My dear brothers and sisters in the Lord,
Several Sundays ago, the Gospel portrayed for us the Greeks who went to Phillip and asked the question, “We want to see Jesus.” This question has been repeated millions of time during the two millennium since the death and Resurrection of Jesus. People want to meet Jesus. They want to meet Him in the flesh, but also, more importantly, they want to meet Him spiritually.
Recently, in an unlikely place, CNN aired an original series entitled, “Finding Jesus: Fact, Faith and Forgery.” It is interesting that the series is based on a book co-authored by Michael McKinley and David Gibson, who is a longtime friend of mine as well as a member of our Diocese. The series contained something for everyone; the faithful, the skeptic, the archeologist, the historian. It became clear that the finding of Jesus is not something of the past, but more something of the present.
One of the first topics the series concentrated on was the authenticity of the Shroud of Turin. While carbon dating seems not to authenticate the historical origin of the Shroud, its composition is more of a mystery than of fact. One fact is that the image on the Shroud is a negative which, although the series tried to intimate that someone invented a camera in the 13th century, is possibly an image that was more properly implanted on the Shroud by a cosmic Resurrection of Jesus. Even if we had a motion picture of the Resurrection, however, it would not prove it because our faith in the Resurrection is just that, faith. It does not mean that it is myth, it does not mean that it does not have historical basis. When all is said and done, our encounter with Jesus Christ, our finding of Him, is a matter of faith.
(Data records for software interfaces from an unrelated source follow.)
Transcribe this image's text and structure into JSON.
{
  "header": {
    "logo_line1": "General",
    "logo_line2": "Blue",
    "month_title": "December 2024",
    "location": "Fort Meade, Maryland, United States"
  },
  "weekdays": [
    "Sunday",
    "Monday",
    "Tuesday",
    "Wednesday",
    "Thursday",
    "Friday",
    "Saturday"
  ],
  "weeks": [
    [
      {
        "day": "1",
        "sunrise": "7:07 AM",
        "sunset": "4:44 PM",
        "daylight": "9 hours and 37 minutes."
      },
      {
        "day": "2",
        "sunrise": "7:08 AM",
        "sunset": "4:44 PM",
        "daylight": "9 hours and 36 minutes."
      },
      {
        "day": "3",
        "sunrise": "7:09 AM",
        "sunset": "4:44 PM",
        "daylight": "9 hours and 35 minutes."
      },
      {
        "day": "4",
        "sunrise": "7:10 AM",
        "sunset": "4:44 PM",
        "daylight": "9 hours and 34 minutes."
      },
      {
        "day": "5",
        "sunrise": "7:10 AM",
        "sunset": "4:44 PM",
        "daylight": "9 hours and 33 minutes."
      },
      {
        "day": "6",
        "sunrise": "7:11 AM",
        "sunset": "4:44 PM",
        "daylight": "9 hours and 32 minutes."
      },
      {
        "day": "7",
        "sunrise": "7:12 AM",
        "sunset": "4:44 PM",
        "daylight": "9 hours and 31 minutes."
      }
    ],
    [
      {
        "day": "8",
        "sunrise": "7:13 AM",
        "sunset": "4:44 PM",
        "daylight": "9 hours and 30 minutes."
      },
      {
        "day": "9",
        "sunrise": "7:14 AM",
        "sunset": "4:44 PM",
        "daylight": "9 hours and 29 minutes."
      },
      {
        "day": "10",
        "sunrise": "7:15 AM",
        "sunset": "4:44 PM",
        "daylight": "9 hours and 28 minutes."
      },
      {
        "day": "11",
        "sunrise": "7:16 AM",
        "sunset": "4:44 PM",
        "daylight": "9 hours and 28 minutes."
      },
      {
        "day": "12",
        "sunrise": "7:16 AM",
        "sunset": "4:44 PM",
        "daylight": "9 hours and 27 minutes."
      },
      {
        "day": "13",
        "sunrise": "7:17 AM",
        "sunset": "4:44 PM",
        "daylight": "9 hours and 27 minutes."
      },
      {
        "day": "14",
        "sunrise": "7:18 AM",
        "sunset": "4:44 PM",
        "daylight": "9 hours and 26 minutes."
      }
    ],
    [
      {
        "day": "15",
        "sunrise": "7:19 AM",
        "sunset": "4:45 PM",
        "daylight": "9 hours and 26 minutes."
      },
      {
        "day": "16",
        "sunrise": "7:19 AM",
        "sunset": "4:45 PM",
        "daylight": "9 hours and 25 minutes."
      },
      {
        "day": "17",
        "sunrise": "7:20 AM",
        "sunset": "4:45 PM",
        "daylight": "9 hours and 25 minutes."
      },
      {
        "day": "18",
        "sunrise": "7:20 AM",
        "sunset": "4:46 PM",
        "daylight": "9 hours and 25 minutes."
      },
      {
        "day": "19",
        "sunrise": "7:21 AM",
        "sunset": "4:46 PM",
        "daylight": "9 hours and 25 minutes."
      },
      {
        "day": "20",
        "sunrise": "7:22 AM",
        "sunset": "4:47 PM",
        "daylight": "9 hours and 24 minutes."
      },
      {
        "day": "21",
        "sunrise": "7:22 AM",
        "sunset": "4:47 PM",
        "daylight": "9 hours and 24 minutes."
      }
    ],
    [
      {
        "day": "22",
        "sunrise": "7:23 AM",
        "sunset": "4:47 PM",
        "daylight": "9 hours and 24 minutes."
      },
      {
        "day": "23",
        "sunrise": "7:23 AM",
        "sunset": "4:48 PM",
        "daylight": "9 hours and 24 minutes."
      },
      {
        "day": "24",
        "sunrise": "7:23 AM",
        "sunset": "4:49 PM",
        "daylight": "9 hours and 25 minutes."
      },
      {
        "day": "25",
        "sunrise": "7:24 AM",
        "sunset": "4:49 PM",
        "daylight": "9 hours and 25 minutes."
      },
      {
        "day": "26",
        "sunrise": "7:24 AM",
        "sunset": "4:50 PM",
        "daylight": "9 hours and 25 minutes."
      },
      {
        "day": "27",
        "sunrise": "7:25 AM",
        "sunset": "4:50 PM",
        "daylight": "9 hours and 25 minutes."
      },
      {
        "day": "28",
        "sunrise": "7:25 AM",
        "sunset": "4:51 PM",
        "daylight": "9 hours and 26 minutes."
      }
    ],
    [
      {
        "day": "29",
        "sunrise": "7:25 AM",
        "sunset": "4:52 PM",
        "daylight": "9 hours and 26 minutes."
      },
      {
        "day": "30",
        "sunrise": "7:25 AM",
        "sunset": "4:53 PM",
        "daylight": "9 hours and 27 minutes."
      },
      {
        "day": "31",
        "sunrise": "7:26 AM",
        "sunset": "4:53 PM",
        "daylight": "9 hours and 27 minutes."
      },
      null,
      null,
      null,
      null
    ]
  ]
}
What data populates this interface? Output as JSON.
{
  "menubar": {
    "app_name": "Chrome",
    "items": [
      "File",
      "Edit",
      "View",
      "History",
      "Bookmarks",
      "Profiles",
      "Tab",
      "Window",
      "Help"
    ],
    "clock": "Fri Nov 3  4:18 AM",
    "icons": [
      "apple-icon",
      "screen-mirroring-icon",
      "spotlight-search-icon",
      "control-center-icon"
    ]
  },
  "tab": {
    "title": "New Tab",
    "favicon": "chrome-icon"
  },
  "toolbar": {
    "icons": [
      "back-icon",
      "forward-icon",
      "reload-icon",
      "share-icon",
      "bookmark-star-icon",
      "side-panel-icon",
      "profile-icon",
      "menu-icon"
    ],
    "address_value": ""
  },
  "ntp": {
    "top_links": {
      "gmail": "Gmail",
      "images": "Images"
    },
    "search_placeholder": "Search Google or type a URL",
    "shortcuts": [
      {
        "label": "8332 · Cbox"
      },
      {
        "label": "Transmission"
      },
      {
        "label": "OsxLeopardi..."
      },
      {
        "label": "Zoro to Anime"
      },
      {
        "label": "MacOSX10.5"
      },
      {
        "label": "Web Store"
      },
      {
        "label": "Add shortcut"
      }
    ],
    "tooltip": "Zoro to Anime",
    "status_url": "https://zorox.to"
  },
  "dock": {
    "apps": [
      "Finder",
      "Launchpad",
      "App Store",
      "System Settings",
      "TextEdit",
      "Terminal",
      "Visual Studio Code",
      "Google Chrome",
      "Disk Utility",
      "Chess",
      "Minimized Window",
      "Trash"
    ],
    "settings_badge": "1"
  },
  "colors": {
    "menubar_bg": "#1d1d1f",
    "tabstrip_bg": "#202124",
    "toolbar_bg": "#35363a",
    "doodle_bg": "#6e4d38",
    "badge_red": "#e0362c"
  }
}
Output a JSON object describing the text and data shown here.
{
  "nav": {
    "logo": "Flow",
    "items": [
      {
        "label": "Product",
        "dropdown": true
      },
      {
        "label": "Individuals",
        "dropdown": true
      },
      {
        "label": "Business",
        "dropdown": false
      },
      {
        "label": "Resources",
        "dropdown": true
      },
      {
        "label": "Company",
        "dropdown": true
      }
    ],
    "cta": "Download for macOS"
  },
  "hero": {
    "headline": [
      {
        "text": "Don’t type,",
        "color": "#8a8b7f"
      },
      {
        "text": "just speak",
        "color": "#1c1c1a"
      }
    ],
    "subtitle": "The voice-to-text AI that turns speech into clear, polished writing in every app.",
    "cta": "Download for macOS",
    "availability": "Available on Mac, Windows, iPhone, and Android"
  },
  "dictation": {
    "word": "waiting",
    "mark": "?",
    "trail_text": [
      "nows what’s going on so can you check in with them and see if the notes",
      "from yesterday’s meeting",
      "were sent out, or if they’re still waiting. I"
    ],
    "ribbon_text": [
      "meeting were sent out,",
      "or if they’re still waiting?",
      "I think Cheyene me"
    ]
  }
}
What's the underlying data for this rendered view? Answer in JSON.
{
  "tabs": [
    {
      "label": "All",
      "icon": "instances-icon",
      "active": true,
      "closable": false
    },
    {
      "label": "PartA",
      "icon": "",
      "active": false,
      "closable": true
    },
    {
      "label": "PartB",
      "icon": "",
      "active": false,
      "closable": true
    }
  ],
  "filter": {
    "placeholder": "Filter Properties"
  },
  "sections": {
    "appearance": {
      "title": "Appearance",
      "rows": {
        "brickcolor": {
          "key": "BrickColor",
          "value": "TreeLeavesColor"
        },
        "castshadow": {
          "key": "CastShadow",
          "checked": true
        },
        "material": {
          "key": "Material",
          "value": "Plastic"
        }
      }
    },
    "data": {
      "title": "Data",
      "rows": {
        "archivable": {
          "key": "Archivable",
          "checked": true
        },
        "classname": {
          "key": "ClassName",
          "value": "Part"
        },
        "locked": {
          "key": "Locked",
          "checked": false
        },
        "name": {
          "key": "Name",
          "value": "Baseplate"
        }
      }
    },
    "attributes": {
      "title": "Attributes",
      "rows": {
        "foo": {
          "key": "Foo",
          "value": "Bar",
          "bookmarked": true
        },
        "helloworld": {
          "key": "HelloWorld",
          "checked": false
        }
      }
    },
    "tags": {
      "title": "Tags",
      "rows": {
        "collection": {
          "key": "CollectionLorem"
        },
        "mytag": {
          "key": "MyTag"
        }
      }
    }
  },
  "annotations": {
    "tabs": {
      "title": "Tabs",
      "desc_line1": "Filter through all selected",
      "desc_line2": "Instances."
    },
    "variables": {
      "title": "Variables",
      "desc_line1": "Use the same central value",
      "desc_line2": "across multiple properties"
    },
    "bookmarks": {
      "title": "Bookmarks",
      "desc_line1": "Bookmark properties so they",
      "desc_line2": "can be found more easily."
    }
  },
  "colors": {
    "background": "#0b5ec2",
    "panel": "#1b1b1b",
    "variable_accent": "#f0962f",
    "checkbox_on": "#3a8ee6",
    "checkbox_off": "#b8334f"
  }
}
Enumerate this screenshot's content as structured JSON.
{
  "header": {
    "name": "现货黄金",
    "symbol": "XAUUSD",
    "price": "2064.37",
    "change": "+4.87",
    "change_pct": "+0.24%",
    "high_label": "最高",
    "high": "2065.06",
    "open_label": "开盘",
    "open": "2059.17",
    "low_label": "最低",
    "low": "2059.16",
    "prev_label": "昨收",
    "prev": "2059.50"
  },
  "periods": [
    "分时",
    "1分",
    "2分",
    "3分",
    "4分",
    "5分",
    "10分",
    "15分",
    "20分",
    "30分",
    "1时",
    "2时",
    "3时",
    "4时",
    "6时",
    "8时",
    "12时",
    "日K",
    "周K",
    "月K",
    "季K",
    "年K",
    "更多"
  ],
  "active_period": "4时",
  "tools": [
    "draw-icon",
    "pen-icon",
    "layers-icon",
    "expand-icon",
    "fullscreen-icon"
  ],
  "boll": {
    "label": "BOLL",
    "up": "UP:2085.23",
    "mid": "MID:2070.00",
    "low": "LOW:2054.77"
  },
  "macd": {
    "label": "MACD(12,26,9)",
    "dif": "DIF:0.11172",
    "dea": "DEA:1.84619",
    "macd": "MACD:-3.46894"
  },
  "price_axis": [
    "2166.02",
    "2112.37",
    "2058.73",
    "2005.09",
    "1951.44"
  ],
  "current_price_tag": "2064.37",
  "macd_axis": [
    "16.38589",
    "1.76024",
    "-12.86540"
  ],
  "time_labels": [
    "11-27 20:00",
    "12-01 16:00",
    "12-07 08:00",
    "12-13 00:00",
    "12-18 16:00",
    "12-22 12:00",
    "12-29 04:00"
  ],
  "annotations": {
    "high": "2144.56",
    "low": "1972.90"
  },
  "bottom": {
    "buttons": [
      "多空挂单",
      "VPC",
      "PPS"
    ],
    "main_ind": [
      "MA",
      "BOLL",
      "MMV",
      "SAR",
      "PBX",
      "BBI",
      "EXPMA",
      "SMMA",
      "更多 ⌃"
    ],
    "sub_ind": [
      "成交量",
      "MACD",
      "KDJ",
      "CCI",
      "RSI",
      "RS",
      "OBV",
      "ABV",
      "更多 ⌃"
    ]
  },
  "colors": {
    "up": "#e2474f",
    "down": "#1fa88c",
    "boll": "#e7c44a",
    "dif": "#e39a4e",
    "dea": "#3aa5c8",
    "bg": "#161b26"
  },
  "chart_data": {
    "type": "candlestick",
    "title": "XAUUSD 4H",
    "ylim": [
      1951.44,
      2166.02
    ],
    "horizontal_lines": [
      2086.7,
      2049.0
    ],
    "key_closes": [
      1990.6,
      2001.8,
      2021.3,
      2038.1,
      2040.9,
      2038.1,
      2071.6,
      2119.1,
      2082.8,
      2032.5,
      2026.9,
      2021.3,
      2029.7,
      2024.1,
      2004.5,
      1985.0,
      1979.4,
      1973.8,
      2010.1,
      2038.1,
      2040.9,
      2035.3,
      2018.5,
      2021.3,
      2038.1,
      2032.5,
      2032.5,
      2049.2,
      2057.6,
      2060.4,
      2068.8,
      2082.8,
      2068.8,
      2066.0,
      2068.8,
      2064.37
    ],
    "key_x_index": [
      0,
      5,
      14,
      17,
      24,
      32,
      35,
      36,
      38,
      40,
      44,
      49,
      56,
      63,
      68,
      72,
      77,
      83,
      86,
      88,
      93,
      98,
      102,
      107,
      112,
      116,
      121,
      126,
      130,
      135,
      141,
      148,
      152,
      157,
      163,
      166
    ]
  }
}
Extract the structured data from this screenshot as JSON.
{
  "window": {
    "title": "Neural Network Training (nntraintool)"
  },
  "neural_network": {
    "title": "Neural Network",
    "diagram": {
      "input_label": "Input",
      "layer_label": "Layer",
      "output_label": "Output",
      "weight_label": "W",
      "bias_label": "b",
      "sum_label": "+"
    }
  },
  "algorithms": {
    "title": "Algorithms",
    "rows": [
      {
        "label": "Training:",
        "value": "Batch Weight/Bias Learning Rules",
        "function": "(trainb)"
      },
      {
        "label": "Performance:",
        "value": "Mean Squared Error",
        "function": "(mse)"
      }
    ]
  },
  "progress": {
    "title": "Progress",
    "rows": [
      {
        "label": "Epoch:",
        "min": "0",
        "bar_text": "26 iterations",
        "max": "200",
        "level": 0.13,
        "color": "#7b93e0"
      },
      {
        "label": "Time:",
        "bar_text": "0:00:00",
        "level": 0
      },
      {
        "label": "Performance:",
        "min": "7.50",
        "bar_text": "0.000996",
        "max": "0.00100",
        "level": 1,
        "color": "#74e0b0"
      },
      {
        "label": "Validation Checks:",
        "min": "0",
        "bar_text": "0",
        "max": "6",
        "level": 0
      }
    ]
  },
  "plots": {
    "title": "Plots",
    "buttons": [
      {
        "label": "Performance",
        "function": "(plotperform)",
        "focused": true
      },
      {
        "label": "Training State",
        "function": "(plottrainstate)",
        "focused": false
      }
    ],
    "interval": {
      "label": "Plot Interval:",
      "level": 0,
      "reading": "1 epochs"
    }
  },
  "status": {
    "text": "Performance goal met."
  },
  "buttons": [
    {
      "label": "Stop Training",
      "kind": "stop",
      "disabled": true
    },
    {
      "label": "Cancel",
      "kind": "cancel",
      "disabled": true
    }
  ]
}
Other parts of the six-part series dealt with two of the Apocryphal Gospels, that of Judas and Mary Magdalene. They spark interest in little known facts, however, the Apocryphal Gospels are just that, they were never accepted by the Church as being true Gospel accounts. Another series dealt with the “Secret Brother of Jesus, James,” concentrating on an ossuary found with the inscription, James, Son of Joseph and brother of Jesus, which eventually was found to be a forgery. The program on the True Cross investigated one of the many claims of relics of the True Cross. The one that was investigated was proven by carbon dating not to be of first-century origin.
It is always possible to question, especially the peripheral evidence recording of the life of Jesus and His death. However, it is certainly not essential to our faith.
The first Christians had the unique experience of either seeing the risen Christ or being told by first-hand witnesses that Jesus was resurrected. It was more important to them to share this revelation of the risen Christ than to gather the artifacts surrounding His death, such as the True Cross or the burial shroud. It was certainly secondary and should be, although in time, the cult of relics takes on greater attention. It is comparable today when we see untimely deaths. People create shrines with candles and flowers and balloons as if the place of the person’s death on the road or on a street corner, is more important somehow than the person. As we understand the mysteries of our faith, we at times may call into question things that are taken for granted, while at the same time it does not diminish our faith.
Before Easter this year, I took to the airwaves and invited people to come home for Easter to one of our churches, a list of which could be found on our Diocesan website (www.dioceseofbrooklyn.org). There is a certain truth in saying that if you want to find Jesus you must come to the place where He can be found. Go to the people who know Him. As the Greeks went to Phillip, so too we must go to those who worship Jesus, to those who have faith in Him, to those who can point out His workings in the world today.
Many people over the centuries have put out into the deep, trying to find the facts of the Resurrection or claiming that it was some type of hoax or forgery. But it is only in faith that we can find our relationship to the Risen Lord, available to us in the sacramental life of the Church. Share your faith, bring someone to Church for Easter.